Abortion is a tremendous issue in our society today. This is one of the many reasons why the issue that I will be discussing in my paper in regards to the current issues involving abortion law in Texas.
Some brief background about abortion is that historically, in Anglo-American law, abortion had been criminalized, at least from the point of "quickening" (c.15-18 weeks) and often severely punished. Liberalization of abortion laws in both countries began to occur in the later 1960's. English Law Henry Bracton, (1216-1272) "the Father of Common Law," apparently regarded abortion (at least after 5 or six weeks) as homicide and it seems that at early Common Law abortion was a felony, and, therefore, a hanging offense. Later commentators, Coke and Blackstone, held expressly that abortion after quickening was not the crime of murder, but a separate crime (a "grave misprision"). It is unclear whether pre-quickening abortion was still criminalized.
of Woman Act of 1803 ("Lord Ellen borough's Act," 43 Geo. 3, c. 58.), introduced
a statutory abortion scheme in England. Pre-quickening abortion was made a
felony and post-quickening abortion was a capital crime. In 1837, with abolition
of the death penalty, 7 Will. 4 & 1 Vict., c. 85. ÃÂ§ 6, the quickening
distinction was removed and all abortion was punished as a single felony. In
1861, the Offenses Against the Person Act, 24 & 25 Vict., c. 100, ÃÂ§ 59,
introduced a replacement statutory scheme, where, as before, all abortions were
felonies. In 1929, the Infant Life (Preservation) Act, 19 & 20 Geo. 5, c. 34,
was passed. It supplemented the OAPA and included a defense for bona fide

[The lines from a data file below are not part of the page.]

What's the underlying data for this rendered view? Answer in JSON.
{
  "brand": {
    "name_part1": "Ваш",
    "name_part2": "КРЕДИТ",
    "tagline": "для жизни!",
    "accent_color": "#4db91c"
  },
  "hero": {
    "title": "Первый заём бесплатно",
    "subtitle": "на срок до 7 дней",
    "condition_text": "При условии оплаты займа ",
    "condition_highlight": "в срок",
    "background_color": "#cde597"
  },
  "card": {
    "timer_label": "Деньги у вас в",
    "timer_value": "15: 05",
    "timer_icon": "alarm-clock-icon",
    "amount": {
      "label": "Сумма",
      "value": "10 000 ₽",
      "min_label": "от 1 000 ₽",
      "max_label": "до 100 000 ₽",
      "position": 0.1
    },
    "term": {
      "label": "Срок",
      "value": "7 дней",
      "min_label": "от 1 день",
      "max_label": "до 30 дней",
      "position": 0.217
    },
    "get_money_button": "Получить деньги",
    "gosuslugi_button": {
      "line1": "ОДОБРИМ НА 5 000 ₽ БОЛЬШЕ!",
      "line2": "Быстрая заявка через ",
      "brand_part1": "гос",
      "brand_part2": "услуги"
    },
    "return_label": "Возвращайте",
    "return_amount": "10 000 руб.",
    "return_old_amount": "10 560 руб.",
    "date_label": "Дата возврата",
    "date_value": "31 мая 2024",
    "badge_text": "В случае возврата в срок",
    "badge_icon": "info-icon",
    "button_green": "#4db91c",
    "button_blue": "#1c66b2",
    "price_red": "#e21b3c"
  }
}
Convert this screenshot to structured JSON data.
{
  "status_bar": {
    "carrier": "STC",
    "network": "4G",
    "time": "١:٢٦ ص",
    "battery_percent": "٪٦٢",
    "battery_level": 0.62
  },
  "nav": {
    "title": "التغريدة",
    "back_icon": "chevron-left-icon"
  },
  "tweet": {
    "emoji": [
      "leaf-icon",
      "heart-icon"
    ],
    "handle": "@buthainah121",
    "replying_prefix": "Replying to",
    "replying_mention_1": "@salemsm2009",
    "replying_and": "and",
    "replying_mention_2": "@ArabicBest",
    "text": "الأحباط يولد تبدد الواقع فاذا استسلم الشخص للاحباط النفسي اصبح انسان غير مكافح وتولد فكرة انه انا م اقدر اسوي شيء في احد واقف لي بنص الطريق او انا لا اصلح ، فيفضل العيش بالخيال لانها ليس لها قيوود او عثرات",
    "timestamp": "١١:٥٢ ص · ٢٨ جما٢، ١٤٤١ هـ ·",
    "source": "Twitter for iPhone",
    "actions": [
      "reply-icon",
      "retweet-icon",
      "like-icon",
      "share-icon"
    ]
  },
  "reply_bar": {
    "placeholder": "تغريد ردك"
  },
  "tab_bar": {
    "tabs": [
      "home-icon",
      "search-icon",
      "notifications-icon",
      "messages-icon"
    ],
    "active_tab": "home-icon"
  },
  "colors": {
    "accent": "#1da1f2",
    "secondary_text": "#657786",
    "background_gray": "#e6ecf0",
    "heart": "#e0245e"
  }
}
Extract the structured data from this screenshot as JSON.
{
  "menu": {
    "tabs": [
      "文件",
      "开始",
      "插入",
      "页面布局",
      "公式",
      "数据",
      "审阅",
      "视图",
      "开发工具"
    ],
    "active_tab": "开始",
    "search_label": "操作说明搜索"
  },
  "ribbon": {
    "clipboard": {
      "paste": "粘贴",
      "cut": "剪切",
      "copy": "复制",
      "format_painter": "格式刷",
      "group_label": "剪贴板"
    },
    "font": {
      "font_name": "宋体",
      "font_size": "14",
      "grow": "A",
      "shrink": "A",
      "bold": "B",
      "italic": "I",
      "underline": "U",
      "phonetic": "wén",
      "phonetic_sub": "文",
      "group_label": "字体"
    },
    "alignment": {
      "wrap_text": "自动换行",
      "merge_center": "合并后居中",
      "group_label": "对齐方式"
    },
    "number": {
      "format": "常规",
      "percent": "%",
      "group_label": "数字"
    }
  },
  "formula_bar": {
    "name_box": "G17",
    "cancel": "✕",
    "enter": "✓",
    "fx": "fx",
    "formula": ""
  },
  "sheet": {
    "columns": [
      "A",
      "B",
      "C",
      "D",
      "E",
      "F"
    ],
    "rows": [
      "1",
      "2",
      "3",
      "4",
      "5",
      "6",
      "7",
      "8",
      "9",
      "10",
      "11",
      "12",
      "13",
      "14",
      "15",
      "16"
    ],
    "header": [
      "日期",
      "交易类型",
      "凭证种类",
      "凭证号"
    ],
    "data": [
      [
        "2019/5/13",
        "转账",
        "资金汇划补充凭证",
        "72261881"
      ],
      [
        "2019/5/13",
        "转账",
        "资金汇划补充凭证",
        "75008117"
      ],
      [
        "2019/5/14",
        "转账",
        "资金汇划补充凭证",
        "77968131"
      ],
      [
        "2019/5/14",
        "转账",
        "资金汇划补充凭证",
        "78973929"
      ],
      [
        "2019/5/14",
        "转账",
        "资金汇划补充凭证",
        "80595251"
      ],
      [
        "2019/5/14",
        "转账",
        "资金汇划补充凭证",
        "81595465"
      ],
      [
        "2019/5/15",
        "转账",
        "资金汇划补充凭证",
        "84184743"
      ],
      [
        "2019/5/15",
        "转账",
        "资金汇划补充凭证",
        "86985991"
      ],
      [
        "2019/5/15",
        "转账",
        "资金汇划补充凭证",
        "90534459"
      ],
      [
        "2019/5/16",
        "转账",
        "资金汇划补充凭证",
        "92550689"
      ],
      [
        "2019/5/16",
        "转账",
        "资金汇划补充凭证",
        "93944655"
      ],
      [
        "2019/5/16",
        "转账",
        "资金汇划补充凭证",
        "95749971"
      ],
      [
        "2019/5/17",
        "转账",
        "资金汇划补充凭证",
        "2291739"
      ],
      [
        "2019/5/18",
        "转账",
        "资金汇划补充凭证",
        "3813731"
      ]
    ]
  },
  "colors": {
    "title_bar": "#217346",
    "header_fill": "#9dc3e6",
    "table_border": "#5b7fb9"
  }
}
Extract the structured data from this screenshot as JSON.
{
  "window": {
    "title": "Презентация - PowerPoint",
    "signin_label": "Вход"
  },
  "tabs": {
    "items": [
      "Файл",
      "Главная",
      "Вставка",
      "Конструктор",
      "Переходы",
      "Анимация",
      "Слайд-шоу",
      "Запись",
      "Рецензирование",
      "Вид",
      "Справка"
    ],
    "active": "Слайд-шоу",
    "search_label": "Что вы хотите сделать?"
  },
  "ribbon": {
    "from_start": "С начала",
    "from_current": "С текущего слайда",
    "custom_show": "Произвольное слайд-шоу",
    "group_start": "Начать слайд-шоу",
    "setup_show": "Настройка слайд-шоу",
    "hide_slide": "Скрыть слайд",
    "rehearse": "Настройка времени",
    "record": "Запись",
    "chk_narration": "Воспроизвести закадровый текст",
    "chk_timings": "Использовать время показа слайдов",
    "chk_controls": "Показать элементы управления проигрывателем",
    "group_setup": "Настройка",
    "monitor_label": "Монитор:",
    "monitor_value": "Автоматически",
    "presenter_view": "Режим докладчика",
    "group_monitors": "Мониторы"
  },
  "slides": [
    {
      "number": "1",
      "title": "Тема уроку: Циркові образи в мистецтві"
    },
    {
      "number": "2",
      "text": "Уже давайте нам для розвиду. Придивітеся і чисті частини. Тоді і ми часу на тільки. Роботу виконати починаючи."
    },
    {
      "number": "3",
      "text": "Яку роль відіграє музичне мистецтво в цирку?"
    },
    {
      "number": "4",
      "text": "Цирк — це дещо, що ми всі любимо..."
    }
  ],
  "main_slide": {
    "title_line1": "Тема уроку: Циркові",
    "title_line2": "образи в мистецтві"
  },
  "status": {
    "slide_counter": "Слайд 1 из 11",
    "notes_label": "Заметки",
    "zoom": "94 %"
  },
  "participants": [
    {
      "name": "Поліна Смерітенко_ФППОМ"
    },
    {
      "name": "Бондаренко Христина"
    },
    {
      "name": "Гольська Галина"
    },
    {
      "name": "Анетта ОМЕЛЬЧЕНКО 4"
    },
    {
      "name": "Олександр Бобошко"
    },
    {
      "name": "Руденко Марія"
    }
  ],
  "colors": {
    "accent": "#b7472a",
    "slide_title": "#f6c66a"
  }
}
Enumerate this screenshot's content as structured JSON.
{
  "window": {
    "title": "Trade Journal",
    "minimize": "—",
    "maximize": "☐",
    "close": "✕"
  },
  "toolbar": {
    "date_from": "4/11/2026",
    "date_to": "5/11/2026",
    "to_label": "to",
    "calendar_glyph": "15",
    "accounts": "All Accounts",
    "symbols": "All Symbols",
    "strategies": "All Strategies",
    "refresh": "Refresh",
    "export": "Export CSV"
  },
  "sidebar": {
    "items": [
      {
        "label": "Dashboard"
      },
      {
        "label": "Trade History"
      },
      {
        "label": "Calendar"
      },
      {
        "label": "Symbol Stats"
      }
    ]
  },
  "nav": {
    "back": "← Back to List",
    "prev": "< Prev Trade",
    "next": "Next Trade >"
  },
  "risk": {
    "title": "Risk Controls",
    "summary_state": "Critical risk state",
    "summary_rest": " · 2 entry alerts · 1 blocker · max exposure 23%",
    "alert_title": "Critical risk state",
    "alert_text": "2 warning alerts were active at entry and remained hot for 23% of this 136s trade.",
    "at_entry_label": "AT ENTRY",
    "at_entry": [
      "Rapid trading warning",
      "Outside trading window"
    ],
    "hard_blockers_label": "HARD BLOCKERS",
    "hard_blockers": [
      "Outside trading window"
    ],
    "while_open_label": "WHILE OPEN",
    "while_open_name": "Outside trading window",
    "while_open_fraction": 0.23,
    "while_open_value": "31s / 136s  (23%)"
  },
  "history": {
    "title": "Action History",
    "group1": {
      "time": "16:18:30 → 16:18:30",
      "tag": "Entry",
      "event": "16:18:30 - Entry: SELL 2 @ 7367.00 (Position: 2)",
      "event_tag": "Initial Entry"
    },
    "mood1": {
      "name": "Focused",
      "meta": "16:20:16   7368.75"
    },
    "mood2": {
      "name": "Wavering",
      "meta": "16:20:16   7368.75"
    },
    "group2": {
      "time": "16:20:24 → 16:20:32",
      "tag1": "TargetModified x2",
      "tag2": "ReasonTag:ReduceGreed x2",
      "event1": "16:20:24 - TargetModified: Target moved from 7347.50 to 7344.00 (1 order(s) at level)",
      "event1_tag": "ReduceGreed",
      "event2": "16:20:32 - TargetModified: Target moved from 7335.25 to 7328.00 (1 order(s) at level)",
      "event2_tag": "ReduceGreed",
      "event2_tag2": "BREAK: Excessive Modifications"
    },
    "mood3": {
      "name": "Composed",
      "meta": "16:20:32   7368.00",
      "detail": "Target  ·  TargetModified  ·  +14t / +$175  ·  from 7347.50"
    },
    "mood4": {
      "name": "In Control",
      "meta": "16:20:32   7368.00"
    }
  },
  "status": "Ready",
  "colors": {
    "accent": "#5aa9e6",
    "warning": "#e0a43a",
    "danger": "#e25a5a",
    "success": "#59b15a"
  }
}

efforts to save the mother's life. A common law health exception to the OAPA was
introduced in 1938 by Rex v. Bourne, ...